[Records excerpted from a collection]

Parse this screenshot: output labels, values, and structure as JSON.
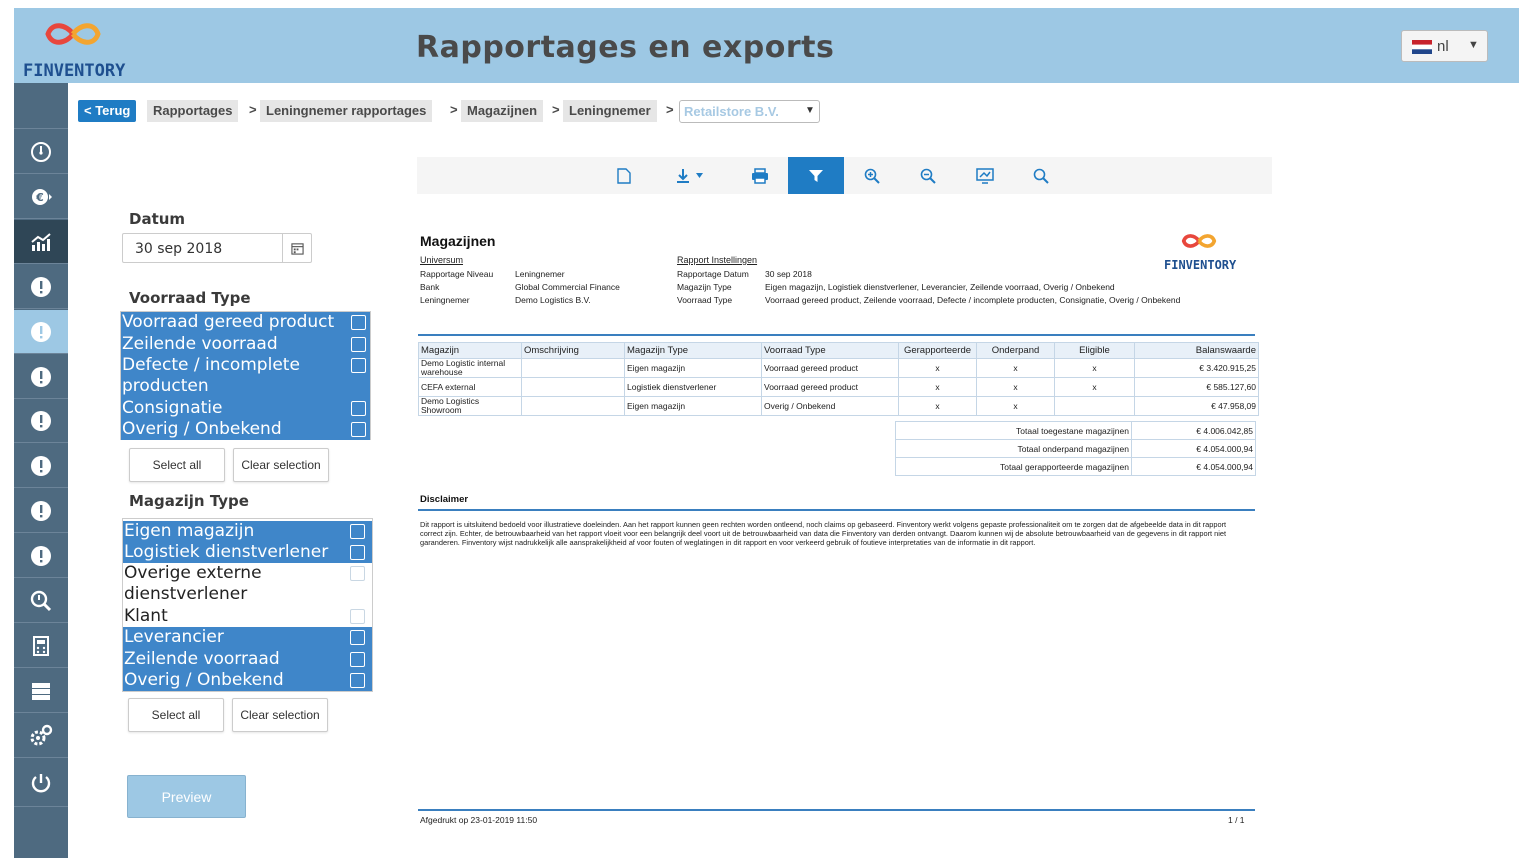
{
  "header": {
    "logo_text": "FINVENTORY",
    "title": "Rapportages en exports",
    "language": {
      "label": "nl",
      "flag": "netherlands-flag-icon"
    }
  },
  "sidebar": {
    "items": [
      {
        "icon": "speedometer-icon"
      },
      {
        "icon": "euro-icon"
      },
      {
        "icon": "chart-icon",
        "active": true
      },
      {
        "icon": "alert-icon"
      },
      {
        "icon": "alert-icon"
      },
      {
        "icon": "alert-icon"
      },
      {
        "icon": "alert-icon"
      },
      {
        "icon": "alert-icon"
      },
      {
        "icon": "alert-icon"
      },
      {
        "icon": "alert-icon"
      },
      {
        "icon": "search-report-icon"
      },
      {
        "icon": "calculator-icon"
      },
      {
        "icon": "database-icon"
      },
      {
        "icon": "settings-icon"
      },
      {
        "icon": "power-icon"
      }
    ]
  },
  "breadcrumb": {
    "back": "< Terug",
    "items": [
      "Rapportages",
      "Leningnemer rapportages",
      "Magazijnen",
      "Leningnemer"
    ],
    "separator": ">",
    "select_value": "Retailstore B.V."
  },
  "filters": {
    "datum_label": "Datum",
    "datum_value": "30 sep 2018",
    "voorraad_label": "Voorraad Type",
    "voorraad_options": [
      {
        "label": "Voorraad gereed product",
        "selected": true
      },
      {
        "label": "Zeilende voorraad",
        "selected": true
      },
      {
        "label": "Defecte / incomplete producten",
        "selected": true
      },
      {
        "label": "Consignatie",
        "selected": true
      },
      {
        "label": "Overig / Onbekend",
        "selected": true
      }
    ],
    "select_all": "Select all",
    "clear_selection": "Clear selection",
    "magazijn_label": "Magazijn Type",
    "magazijn_options": [
      {
        "label": "Eigen magazijn",
        "selected": true
      },
      {
        "label": "Logistiek dienstverlener",
        "selected": true
      },
      {
        "label": "Overige externe dienstverlener",
        "selected": false
      },
      {
        "label": "Klant",
        "selected": false
      },
      {
        "label": "Leverancier",
        "selected": true
      },
      {
        "label": "Zeilende voorraad",
        "selected": true
      },
      {
        "label": "Overig / Onbekend",
        "selected": true
      }
    ],
    "preview": "Preview"
  },
  "toolbar": {
    "buttons": [
      "document-icon",
      "download-icon",
      "print-icon",
      "filter-icon",
      "zoom-in-icon",
      "zoom-out-icon",
      "presentation-icon",
      "search-icon"
    ]
  },
  "report": {
    "title": "Magazijnen",
    "logo_text": "FINVENTORY",
    "universum_label": "Universum",
    "settings_label": "Rapport Instellingen",
    "left_meta": [
      {
        "k": "Rapportage Niveau",
        "v": "Leningnemer"
      },
      {
        "k": "Bank",
        "v": "Global Commercial Finance"
      },
      {
        "k": "Leningnemer",
        "v": "Demo Logistics B.V."
      }
    ],
    "right_meta": [
      {
        "k": "Rapportage Datum",
        "v": "30 sep 2018"
      },
      {
        "k": "Magazijn Type",
        "v": "Eigen magazijn, Logistiek dienstverlener, Leverancier, Zeilende voorraad, Overig / Onbekend"
      },
      {
        "k": "Voorraad Type",
        "v": "Voorraad gereed product, Zeilende voorraad, Defecte / incomplete producten, Consignatie, Overig / Onbekend"
      }
    ],
    "table": {
      "headers": [
        "Magazijn",
        "Omschrijving",
        "Magazijn Type",
        "Voorraad Type",
        "Gerapporteerde",
        "Onderpand",
        "Eligible",
        "Balanswaarde"
      ],
      "rows": [
        [
          "Demo Logistic internal warehouse",
          "",
          "Eigen magazijn",
          "Voorraad gereed product",
          "x",
          "x",
          "x",
          "€ 3.420.915,25"
        ],
        [
          "CEFA external",
          "",
          "Logistiek dienstverlener",
          "Voorraad gereed product",
          "x",
          "x",
          "x",
          "€ 585.127,60"
        ],
        [
          "Demo Logistics Showroom",
          "",
          "Eigen magazijn",
          "Overig / Onbekend",
          "x",
          "x",
          "",
          "€ 47.958,09"
        ]
      ]
    },
    "totals": [
      {
        "label": "Totaal toegestane magazijnen",
        "value": "€ 4.006.042,85"
      },
      {
        "label": "Totaal onderpand magazijnen",
        "value": "€ 4.054.000,94"
      },
      {
        "label": "Totaal gerapporteerde magazijnen",
        "value": "€ 4.054.000,94"
      }
    ],
    "disclaimer_title": "Disclaimer",
    "disclaimer_text": "Dit rapport is uitsluitend bedoeld voor illustratieve doeleinden. Aan het rapport kunnen geen rechten worden ontleend, noch claims op gebaseerd. Finventory werkt volgens gepaste professionaliteit om te zorgen dat de afgebeelde data in dit rapport correct zijn. Echter, de betrouwbaarheid van het rapport vloeit voor een belangrijk deel voort uit de betrouwbaarheid van data die Finventory van derden ontvangt. Daarom kunnen wij de absolute betrouwbaarheid van de gegevens in dit rapport niet garanderen. Finventory wijst nadrukkelijk alle aansprakelijkheid af voor fouten of weglatingen in dit rapport en voor verkeerd gebruik of foutieve interpretaties van de informatie in dit rapport.",
    "footer_left": "Afgedrukt op 23-01-2019 11:50",
    "footer_right": "1 / 1"
  },
  "colors": {
    "header_bg": "#9dc8e4",
    "sidebar_bg": "#4e6a80",
    "accent": "#1f7cc4",
    "selected_bg": "#3f86c9",
    "brand_red": "#e8473d",
    "brand_blue": "#1e4f8f"
  }
}
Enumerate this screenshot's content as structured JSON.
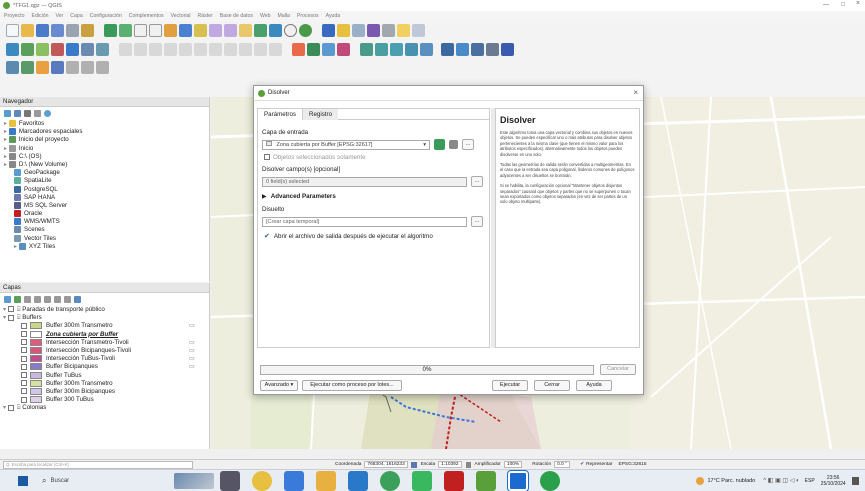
{
  "window": {
    "title": "*TFG1.qgz — QGIS",
    "controls": [
      "—",
      "□",
      "×"
    ]
  },
  "menubar": [
    "Proyecto",
    "Edición",
    "Ver",
    "Capa",
    "Configuración",
    "Complementos",
    "Vectorial",
    "Ráster",
    "Base de datos",
    "Web",
    "Malla",
    "Procesos",
    "Ayuda"
  ],
  "browser": {
    "title": "Navegador",
    "items": [
      "Favoritos",
      "Marcadores espaciales",
      "Inicio del proyecto",
      "Inicio",
      "C:\\ (OS)",
      "D:\\ (New Volume)",
      "GeoPackage",
      "SpatiaLite",
      "PostgreSQL",
      "SAP HANA",
      "MS SQL Server",
      "Oracle",
      "WMS/WMTS",
      "Scenes",
      "Vector Tiles",
      "XYZ Tiles"
    ]
  },
  "layers": {
    "title": "Capas",
    "items": [
      {
        "label": "Paradas de transporte público",
        "color": "",
        "bold": false,
        "indent": 1
      },
      {
        "label": "Buffers",
        "color": "",
        "bold": false,
        "indent": 1
      },
      {
        "label": "Buffer 300m Transmetro",
        "color": "#c8d88a",
        "bold": false,
        "indent": 2
      },
      {
        "label": "Zona cubierta por Buffer",
        "color": "#ffffff",
        "bold": true,
        "indent": 2
      },
      {
        "label": "Intersección Transmetro-Tivoli",
        "color": "#e05a7a",
        "bold": false,
        "indent": 2
      },
      {
        "label": "Intersección Bicipanques-Tivoli",
        "color": "#d9567a",
        "bold": false,
        "indent": 2
      },
      {
        "label": "Intersección TuBus-Tivoli",
        "color": "#c94a8a",
        "bold": false,
        "indent": 2
      },
      {
        "label": "Buffer Bicipanques",
        "color": "#8a7ac8",
        "bold": false,
        "indent": 2
      },
      {
        "label": "Buffer TuBus",
        "color": "#c8b8e0",
        "bold": false,
        "indent": 2
      },
      {
        "label": "Buffer 300m Transmetro",
        "color": "#d8e0a0",
        "bold": false,
        "indent": 2
      },
      {
        "label": "Buffer 300m Bicipanques",
        "color": "#d0c8e8",
        "bold": false,
        "indent": 2
      },
      {
        "label": "Buffer 300 TuBus",
        "color": "#e0d0e8",
        "bold": false,
        "indent": 2
      },
      {
        "label": "Colonias",
        "color": "",
        "bold": false,
        "indent": 1
      }
    ]
  },
  "search": {
    "placeholder": "Q. Escriba para localizar (Ctrl+K)"
  },
  "dialog": {
    "title": "Disolver",
    "tabs": [
      "Parámetros",
      "Registro"
    ],
    "input_label": "Capa de entrada",
    "input_value": "Zona cubierta por Buffer [EPSG:32617]",
    "selected_only": "Objetos seleccionados solamente",
    "dissolve_label": "Disolver campo(s) [opcional]",
    "dissolve_value": "0 field(s) selected",
    "advanced": "Advanced Parameters",
    "output_label": "Disuelto",
    "output_placeholder": "[Crear capa temporal]",
    "open_after": "Abrir el archivo de salida después de ejecutar el algoritmo",
    "progress": "0%",
    "cancel": "Cancelar",
    "advanced_btn": "Avanzado",
    "batch_btn": "Ejecutar como proceso por lotes...",
    "run": "Ejecutar",
    "close": "Cerrar",
    "help": "Ayuda",
    "help_title": "Disolver",
    "help_p1": "Este algoritmo toma una capa vectorial y combina sus objetos en nuevos objetos. Se pueden especificar uno o más atributos para disolver objetos pertenecientes a la misma clase (que tienen el mismo valor para los atributos especificados), alternativamente todos los objetos pueden disolverse en uno solo.",
    "help_p2": "Todas las geometrías de salida serán convertidas a multigeometrías. En el caso que la entrada sea capa poligonal, linderos comunes de polígonos adyacentes a ser disueltos se borrarán.",
    "help_p3": "Si se habilita, la configuración opcional \"Mantener objetos disjuntos separados\" causará que objetos y partes que no se superponen o tocan sean exportados como objetos separados (en vez de ser partes de un solo objeto multiparte)."
  },
  "statusbar": {
    "coord_label": "Coordenada",
    "coord": "768304, 1616233",
    "scale_label": "Escala",
    "scale": "1:10392",
    "mag_label": "Amplificador",
    "mag": "100%",
    "rot_label": "Rotación",
    "rot": "0.0 °",
    "render": "Representar",
    "crs": "EPSG:32615"
  },
  "taskbar": {
    "search": "Buscar",
    "weather": "17°C Parc. nublado",
    "lang": "ESP",
    "time": "23:56",
    "date": "25/10/2024"
  },
  "colors": {
    "accent": "#3a78c8",
    "map_bg": "#eef0dc",
    "buffer_green": "#d6dcaa",
    "red_route": "#c02020",
    "blue_route": "#3a78d8"
  }
}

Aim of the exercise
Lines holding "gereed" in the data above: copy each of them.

Exercise result
        "label": "Voorraad gereed product",
        "v": "Voorraad gereed product, Zeilende voorraad, Defecte / incomplete producten, Consignatie, Overig / Onbekend"
          "Voorraad gereed product",
          "Voorraad gereed product",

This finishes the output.